(REQUIRED ACTION): Taking the material as a whole, state how many of its lines contain "again". Write the number and nothing more.

RECORDS TO PROCESS START

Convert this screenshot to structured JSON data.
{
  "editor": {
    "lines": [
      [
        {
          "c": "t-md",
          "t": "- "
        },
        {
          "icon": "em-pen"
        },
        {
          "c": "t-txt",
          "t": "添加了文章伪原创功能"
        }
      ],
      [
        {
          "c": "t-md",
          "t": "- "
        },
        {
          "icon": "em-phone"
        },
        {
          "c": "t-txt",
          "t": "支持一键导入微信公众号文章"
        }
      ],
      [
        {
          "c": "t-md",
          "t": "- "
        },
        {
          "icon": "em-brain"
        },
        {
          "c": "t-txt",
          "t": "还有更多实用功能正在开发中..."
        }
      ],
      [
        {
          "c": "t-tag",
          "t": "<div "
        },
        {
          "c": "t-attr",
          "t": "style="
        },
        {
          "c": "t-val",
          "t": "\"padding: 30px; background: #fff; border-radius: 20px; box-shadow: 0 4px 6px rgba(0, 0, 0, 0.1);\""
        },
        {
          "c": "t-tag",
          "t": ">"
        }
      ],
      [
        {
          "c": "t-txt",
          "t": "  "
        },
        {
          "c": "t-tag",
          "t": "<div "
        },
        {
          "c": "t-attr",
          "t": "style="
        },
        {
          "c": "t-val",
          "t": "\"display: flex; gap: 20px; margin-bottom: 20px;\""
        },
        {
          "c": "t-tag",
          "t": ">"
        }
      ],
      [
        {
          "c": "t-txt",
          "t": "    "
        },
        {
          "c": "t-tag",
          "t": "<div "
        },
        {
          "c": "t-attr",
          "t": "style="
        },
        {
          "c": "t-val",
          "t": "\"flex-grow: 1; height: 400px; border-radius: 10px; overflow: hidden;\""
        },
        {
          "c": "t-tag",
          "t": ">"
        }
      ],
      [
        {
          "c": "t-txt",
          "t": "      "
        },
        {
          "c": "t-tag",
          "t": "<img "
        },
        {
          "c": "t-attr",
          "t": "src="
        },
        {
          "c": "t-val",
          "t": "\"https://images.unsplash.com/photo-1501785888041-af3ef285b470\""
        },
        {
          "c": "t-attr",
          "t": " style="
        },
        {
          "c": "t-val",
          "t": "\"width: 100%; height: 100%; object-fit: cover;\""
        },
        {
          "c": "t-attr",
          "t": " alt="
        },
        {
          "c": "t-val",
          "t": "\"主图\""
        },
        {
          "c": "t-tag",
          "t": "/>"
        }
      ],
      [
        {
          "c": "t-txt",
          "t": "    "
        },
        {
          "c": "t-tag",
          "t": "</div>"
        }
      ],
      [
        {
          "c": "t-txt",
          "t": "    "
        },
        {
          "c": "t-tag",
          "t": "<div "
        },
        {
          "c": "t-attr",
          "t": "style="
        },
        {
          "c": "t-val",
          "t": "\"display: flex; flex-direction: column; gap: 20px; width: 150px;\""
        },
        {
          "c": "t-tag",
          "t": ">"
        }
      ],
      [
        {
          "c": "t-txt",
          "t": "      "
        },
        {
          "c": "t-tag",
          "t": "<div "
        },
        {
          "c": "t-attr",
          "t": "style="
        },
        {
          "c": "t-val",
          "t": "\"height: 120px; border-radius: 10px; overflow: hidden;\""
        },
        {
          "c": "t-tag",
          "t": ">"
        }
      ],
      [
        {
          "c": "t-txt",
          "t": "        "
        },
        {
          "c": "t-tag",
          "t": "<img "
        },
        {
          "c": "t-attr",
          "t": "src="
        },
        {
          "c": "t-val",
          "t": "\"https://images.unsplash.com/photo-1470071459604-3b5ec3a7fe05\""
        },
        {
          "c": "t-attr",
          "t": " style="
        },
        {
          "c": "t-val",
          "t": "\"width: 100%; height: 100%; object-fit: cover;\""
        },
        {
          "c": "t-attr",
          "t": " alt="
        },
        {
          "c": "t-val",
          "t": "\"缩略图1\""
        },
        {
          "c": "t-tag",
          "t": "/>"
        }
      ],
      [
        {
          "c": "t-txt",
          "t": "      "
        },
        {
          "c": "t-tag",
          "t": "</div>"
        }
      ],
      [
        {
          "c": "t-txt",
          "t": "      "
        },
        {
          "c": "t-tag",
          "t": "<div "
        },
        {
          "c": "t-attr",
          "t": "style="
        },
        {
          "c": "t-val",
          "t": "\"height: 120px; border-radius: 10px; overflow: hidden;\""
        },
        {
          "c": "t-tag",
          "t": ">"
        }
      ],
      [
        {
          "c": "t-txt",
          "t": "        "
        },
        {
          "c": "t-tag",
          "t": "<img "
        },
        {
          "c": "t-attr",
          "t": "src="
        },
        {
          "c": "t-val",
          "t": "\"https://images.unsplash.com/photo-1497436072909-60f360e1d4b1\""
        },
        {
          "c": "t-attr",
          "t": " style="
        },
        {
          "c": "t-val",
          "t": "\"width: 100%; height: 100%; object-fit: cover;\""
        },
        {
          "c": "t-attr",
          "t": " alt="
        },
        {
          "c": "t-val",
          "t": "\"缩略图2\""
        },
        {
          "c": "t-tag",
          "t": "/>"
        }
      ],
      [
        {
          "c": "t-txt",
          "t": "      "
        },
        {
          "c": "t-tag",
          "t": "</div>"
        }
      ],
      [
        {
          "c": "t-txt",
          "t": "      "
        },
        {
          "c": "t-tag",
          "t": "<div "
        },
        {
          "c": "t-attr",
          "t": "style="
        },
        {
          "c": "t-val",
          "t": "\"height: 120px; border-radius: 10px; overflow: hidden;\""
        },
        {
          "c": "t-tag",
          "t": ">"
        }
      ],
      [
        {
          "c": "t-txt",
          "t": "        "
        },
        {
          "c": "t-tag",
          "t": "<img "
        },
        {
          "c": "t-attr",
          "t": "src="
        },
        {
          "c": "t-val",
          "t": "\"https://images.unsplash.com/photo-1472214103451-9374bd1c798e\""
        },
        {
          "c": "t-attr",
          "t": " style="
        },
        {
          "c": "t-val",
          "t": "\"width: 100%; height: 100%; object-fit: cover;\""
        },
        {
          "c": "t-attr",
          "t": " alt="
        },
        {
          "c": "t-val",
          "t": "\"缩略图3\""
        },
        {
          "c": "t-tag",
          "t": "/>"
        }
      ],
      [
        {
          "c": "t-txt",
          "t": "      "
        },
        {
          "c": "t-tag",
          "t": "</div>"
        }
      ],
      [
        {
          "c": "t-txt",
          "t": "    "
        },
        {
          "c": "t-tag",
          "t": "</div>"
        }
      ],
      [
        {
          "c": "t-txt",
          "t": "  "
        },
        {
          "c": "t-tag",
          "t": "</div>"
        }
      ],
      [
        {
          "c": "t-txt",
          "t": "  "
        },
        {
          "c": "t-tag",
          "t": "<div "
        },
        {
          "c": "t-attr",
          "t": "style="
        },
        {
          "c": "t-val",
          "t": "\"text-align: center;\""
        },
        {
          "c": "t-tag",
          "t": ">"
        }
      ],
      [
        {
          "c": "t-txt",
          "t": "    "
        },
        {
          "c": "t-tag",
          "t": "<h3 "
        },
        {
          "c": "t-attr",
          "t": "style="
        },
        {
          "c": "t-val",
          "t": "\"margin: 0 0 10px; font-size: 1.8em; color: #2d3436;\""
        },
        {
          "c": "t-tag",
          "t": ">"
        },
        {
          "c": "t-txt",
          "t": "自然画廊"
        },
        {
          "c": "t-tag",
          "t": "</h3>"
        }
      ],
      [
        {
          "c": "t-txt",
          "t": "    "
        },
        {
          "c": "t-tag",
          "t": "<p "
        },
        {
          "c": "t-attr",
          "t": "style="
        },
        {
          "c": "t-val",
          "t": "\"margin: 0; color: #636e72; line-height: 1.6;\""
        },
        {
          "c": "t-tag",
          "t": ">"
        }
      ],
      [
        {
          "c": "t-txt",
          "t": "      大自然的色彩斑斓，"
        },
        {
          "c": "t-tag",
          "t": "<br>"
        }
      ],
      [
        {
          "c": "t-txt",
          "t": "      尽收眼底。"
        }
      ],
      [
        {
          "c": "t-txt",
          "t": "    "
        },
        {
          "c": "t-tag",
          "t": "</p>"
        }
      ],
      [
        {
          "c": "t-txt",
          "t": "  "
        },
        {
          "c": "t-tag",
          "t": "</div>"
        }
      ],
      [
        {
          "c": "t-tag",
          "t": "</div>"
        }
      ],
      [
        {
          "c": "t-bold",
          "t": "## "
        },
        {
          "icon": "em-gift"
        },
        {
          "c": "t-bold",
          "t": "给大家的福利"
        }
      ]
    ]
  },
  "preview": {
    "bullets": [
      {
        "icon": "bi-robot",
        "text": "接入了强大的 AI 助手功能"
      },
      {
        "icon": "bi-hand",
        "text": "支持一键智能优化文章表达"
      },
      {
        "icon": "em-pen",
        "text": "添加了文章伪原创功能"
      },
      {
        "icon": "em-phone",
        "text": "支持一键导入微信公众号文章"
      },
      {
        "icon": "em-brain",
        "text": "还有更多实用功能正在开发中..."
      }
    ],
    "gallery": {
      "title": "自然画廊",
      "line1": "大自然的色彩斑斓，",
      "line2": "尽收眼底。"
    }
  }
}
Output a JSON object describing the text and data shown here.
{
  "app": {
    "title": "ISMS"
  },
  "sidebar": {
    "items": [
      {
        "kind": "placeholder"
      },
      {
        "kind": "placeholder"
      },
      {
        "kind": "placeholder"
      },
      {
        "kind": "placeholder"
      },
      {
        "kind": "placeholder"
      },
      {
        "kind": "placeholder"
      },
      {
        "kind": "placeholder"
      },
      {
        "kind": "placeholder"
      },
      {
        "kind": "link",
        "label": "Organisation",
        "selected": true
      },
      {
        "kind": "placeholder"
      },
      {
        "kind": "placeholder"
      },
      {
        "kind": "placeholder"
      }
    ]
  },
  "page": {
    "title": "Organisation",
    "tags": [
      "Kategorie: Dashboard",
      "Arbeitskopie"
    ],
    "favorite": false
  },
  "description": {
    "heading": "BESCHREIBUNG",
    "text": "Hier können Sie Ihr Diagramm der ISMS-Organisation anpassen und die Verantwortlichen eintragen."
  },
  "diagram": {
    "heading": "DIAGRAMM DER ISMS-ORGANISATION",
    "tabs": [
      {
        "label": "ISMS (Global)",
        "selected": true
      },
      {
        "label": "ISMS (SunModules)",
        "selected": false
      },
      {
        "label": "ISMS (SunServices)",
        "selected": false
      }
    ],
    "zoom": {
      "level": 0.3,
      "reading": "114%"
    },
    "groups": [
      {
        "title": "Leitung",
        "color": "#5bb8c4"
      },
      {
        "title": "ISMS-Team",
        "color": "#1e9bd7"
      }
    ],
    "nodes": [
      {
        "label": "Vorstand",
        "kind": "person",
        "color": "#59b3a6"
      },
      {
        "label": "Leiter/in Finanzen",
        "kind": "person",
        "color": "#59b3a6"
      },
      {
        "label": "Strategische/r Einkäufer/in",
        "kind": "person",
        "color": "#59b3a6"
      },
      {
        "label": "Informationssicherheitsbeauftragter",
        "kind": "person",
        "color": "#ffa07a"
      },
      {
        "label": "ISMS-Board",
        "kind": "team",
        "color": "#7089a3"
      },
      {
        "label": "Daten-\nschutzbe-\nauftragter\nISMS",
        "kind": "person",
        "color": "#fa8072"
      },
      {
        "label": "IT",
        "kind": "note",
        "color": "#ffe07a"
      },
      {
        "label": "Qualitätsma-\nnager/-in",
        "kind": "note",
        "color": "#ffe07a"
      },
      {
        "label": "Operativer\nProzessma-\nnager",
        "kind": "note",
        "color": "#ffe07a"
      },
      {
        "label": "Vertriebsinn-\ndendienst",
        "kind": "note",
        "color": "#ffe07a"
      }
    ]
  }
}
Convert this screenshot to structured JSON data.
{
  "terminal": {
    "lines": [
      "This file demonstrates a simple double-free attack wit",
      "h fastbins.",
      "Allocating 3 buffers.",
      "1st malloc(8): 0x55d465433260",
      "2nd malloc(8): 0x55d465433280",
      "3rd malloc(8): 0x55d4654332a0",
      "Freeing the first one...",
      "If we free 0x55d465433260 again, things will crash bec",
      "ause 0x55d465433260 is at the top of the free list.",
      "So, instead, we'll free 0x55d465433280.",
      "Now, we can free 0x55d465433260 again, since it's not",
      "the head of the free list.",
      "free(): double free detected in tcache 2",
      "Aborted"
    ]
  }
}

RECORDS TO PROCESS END

(REPLY): 2